BEGIN

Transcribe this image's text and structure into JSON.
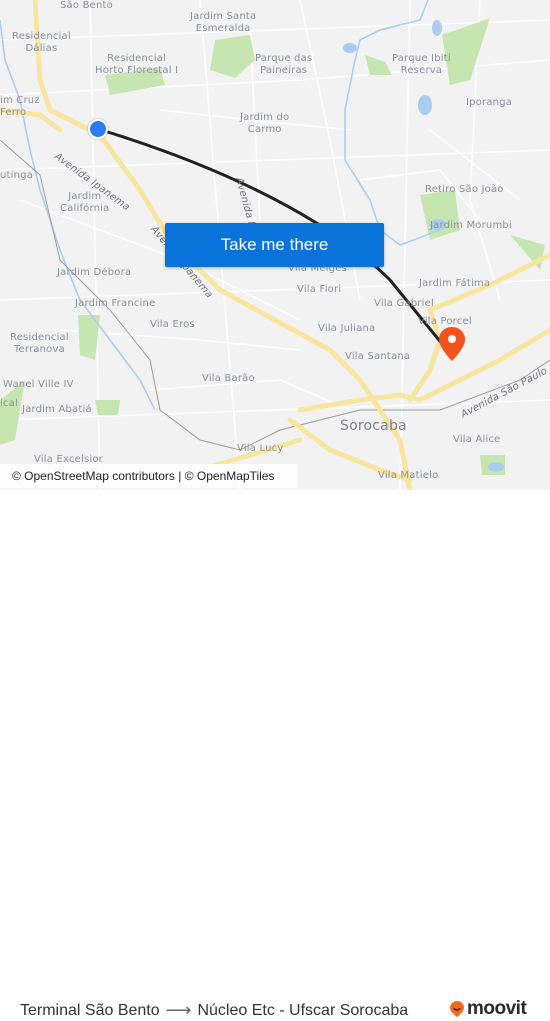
{
  "map": {
    "neighborhood_labels": [
      {
        "id": "sao-bento",
        "text": "São Bento"
      },
      {
        "id": "residencial-dalias",
        "text": "Residencial\nDálias"
      },
      {
        "id": "jardim-santa-esmeralda",
        "text": "Jardim Santa\nEsmeralda"
      },
      {
        "id": "residencial-horto-florestal",
        "text": "Residencial\nHorto Florestal I"
      },
      {
        "id": "parque-das-paineiras",
        "text": "Parque das\nPaineiras"
      },
      {
        "id": "parque-ibiti-reserva",
        "text": "Parque Ibiti\nReserva"
      },
      {
        "id": "jardim-cruz-ferro",
        "text": "im Cruz\nFerro"
      },
      {
        "id": "iporanga",
        "text": "Iporanga"
      },
      {
        "id": "jardim-do-carmo",
        "text": "Jardim do\nCarmo"
      },
      {
        "id": "utinga",
        "text": "utinga"
      },
      {
        "id": "retiro-sao-joao",
        "text": "Retiro São João"
      },
      {
        "id": "jardim-california",
        "text": "Jardim\nCalifórnia"
      },
      {
        "id": "jardim-morumbi",
        "text": "Jardim Morumbi"
      },
      {
        "id": "vila-melges",
        "text": "Vila Melges"
      },
      {
        "id": "jardim-debora",
        "text": "Jardim Débora"
      },
      {
        "id": "jardim-fatima",
        "text": "Jardim Fátima"
      },
      {
        "id": "vila-fiori",
        "text": "Vila Fiori"
      },
      {
        "id": "jardim-francine",
        "text": "Jardim Francine"
      },
      {
        "id": "vila-gabriel",
        "text": "Vila Gabriel"
      },
      {
        "id": "vila-porcel",
        "text": "Vila Porcel"
      },
      {
        "id": "vila-eros",
        "text": "Vila Eros"
      },
      {
        "id": "vila-juliana",
        "text": "Vila Juliana"
      },
      {
        "id": "residencial-terranova",
        "text": "Residencial\nTerranova"
      },
      {
        "id": "vila-santana",
        "text": "Vila Santana"
      },
      {
        "id": "wanel-ville",
        "text": "Wanel Ville IV"
      },
      {
        "id": "vila-barao",
        "text": "Vila Barão"
      },
      {
        "id": "jardim-abatia",
        "text": "Jardim Abatiá"
      },
      {
        "id": "ical",
        "text": "ical"
      },
      {
        "id": "vila-lucy",
        "text": "Vila Lucy"
      },
      {
        "id": "vila-alice",
        "text": "Vila Alice"
      },
      {
        "id": "vila-excelsior",
        "text": "Vila Excelsior"
      },
      {
        "id": "vila-matielo",
        "text": "Vila Matielo"
      }
    ],
    "city_label": "Sorocaba",
    "street_labels": {
      "avenida_ipanema_1": "Avenida Ipanema",
      "avenida_ipanema_2": "Avenida Ipanema",
      "avenida_itavuvu": "Avenida Ita",
      "avenida_sao_paulo": "Avenida São Paulo"
    },
    "origin_marker": "origin-dot",
    "destination_marker": "destination-pin",
    "colors": {
      "route_line": "#222222",
      "origin": "#2b7bf2",
      "destination": "#f4511e",
      "major_road": "#f8e6a0",
      "water": "#a9cdf0",
      "park": "#c5e6b0"
    }
  },
  "cta": {
    "label": "Take me there",
    "color": "#0a73d9"
  },
  "attribution": "© OpenStreetMap contributors | © OpenMapTiles",
  "footer": {
    "origin": "Terminal São Bento",
    "arrow": "⟶",
    "destination": "Núcleo Etc - Ufscar Sorocaba",
    "brand": "moovit",
    "brand_color": "#f26a21"
  }
}
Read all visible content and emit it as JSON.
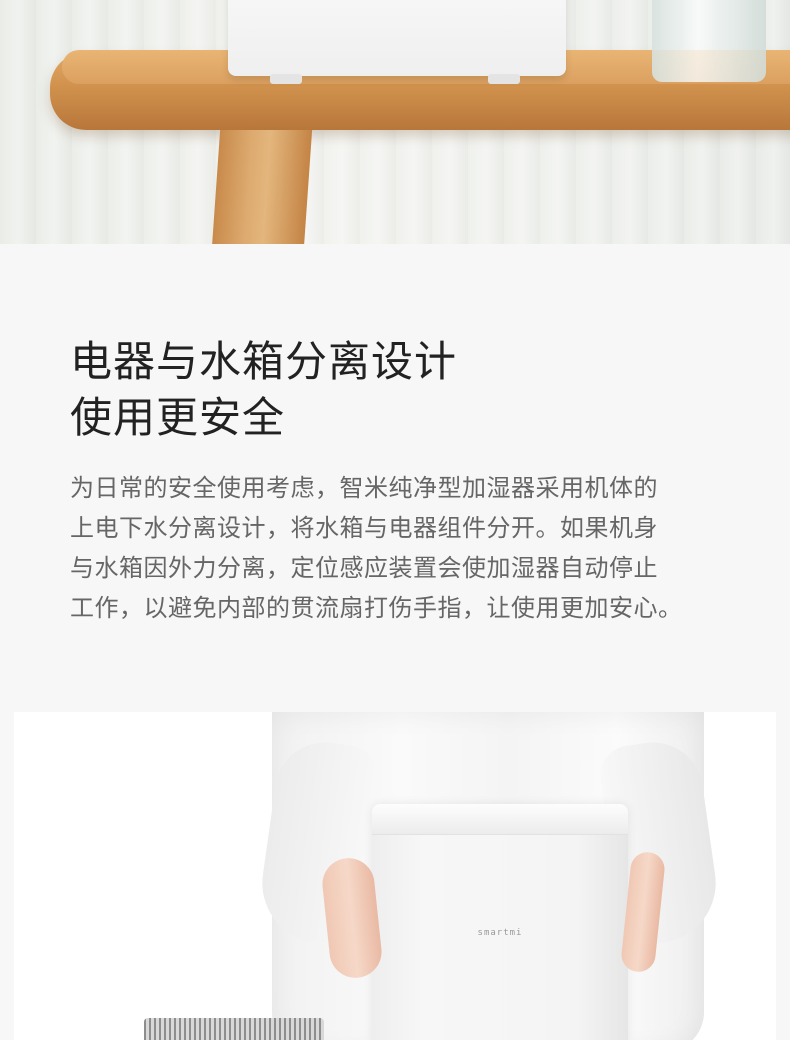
{
  "hero_image": {
    "alt": "humidifier-on-wooden-shelf"
  },
  "section": {
    "headline_lines": [
      "电器与水箱分离设计",
      "使用更安全"
    ],
    "body_lines": [
      "为日常的安全使用考虑，智米纯净型加湿器采用机体的",
      "上电下水分离设计，将水箱与电器组件分开。如果机身",
      "与水箱因外力分离，定位感应装置会使加湿器自动停止",
      "工作，以避免内部的贯流扇打伤手指，让使用更加安心。"
    ]
  },
  "product_photo": {
    "brand_label": "smartmi"
  },
  "colors": {
    "headline": "#222222",
    "body": "#666666",
    "background": "#f7f7f7",
    "wood": "#d99d5e"
  }
}
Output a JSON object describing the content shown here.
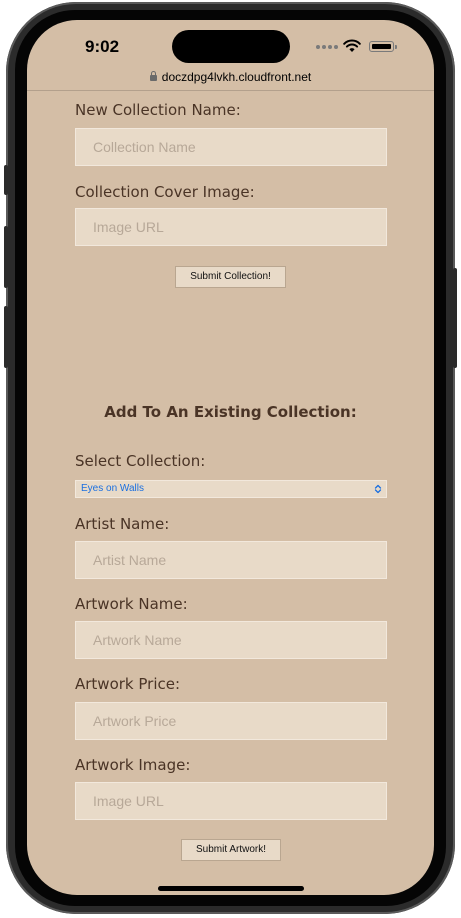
{
  "status_bar": {
    "time": "9:02"
  },
  "browser": {
    "url": "doczdpg4lvkh.cloudfront.net"
  },
  "new_collection": {
    "name_label": "New Collection Name:",
    "name_placeholder": "Collection Name",
    "cover_label": "Collection Cover Image:",
    "cover_placeholder": "Image URL",
    "submit_label": "Submit Collection!"
  },
  "existing_collection": {
    "heading": "Add To An Existing Collection:",
    "select_label": "Select Collection:",
    "selected_collection": "Eyes on Walls",
    "artist_label": "Artist Name:",
    "artist_placeholder": "Artist Name",
    "artwork_name_label": "Artwork Name:",
    "artwork_name_placeholder": "Artwork Name",
    "price_label": "Artwork Price:",
    "price_placeholder": "Artwork Price",
    "image_label": "Artwork Image:",
    "image_placeholder": "Image URL",
    "submit_label": "Submit Artwork!"
  },
  "colors": {
    "page_background": "#d4bea6",
    "field_background": "#e8dac8",
    "text": "#4a3426",
    "select_text": "#1a6fe0"
  }
}
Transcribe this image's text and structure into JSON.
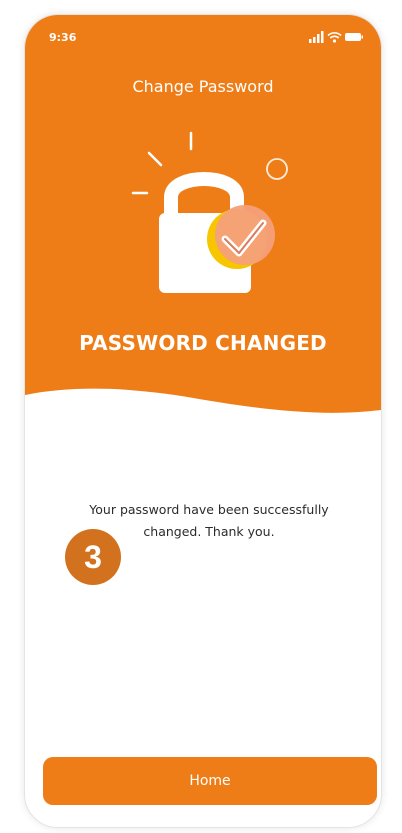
{
  "status_bar": {
    "time": "9:36",
    "icons": [
      "signal-icon",
      "wifi-icon",
      "battery-icon"
    ]
  },
  "header": {
    "title": "Change Password"
  },
  "hero": {
    "illustration": "padlock-with-checkmark",
    "heading": "PASSWORD CHANGED"
  },
  "body": {
    "message_line1": "Your password have been successfully",
    "message_line2": "changed. Thank you."
  },
  "annotation": {
    "step_number": "3"
  },
  "footer": {
    "home_label": "Home"
  },
  "colors": {
    "primary": "#ef7d17",
    "badge": "#d3721e",
    "check_yellow": "#f7c600",
    "check_peach": "#f4a07a",
    "text": "#2b2b2b"
  }
}
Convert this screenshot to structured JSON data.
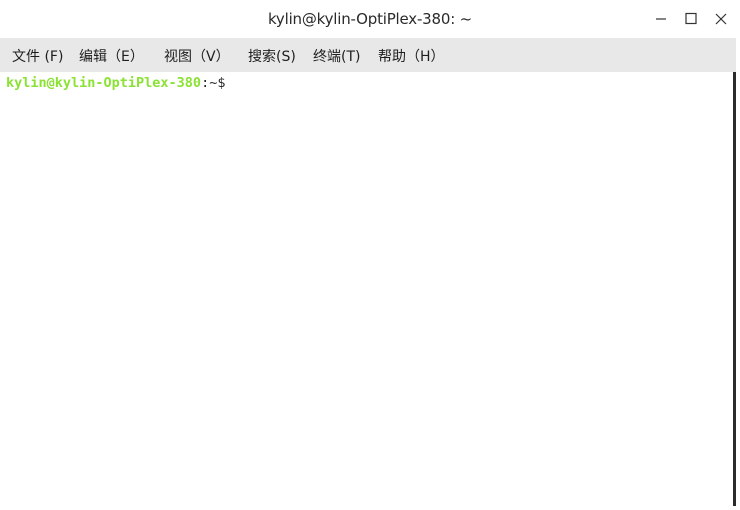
{
  "window": {
    "title": "kylin@kylin-OptiPlex-380: ~",
    "controls": {
      "minimize_icon": "minimize-icon",
      "maximize_icon": "maximize-icon",
      "close_icon": "close-icon"
    }
  },
  "menubar": {
    "items": [
      {
        "label": "文件 (F)"
      },
      {
        "label": "编辑（E）"
      },
      {
        "label": "视图（V）"
      },
      {
        "label": "搜索(S)"
      },
      {
        "label": "终端(T)"
      },
      {
        "label": "帮助（H）"
      }
    ]
  },
  "terminal": {
    "prompt_user_host": "kylin@kylin-OptiPlex-380",
    "prompt_colon": ":",
    "prompt_path": "~",
    "prompt_symbol": "$",
    "colors": {
      "user_host": "#8ae234",
      "path": "#729fcf",
      "background": "#ffffff"
    }
  }
}
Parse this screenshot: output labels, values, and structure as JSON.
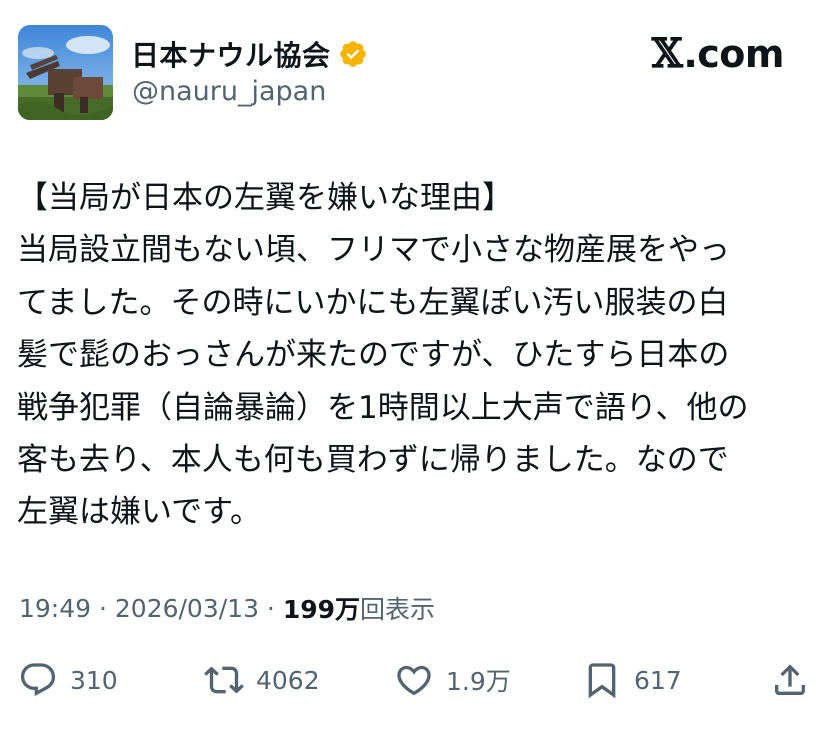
{
  "account": {
    "display_name": "日本ナウル協会",
    "handle": "@nauru_japan",
    "avatar_icon": "profile-photo",
    "verified_icon": "verified-badge-icon",
    "verified_color": "#f4b400"
  },
  "brand": {
    "logo": "𝕏",
    "domain": ".com"
  },
  "post": {
    "lines": [
      "【当局が日本の左翼を嫌いな理由】",
      "当局設立間もない頃、フリマで小さな物産展をやっ",
      "てました。その時にいかにも左翼ぽい汚い服装の白",
      "髪で髭のおっさんが来たのですが、ひたすら日本の",
      "戦争犯罪（自論暴論）を1時間以上大声で語り、他の",
      "客も去り、本人も何も買わずに帰りました。なので",
      "左翼は嫌いです。"
    ]
  },
  "meta": {
    "time": "19:49",
    "sep1": " · ",
    "date": "2026/03/13",
    "sep2": " · ",
    "views_count": "199万",
    "views_label": "回表示"
  },
  "actions": {
    "replies": "310",
    "reposts": "4062",
    "likes": "1.9万",
    "bookmarks": "617"
  },
  "colors": {
    "text": "#0f1419",
    "secondary": "#536471"
  }
}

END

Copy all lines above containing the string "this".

Transcribe this image's text and structure into JSON.
Transcribe this image's text and structure into JSON.
Convert this screenshot to structured JSON data.
Parse this screenshot: output labels, values, and structure as JSON.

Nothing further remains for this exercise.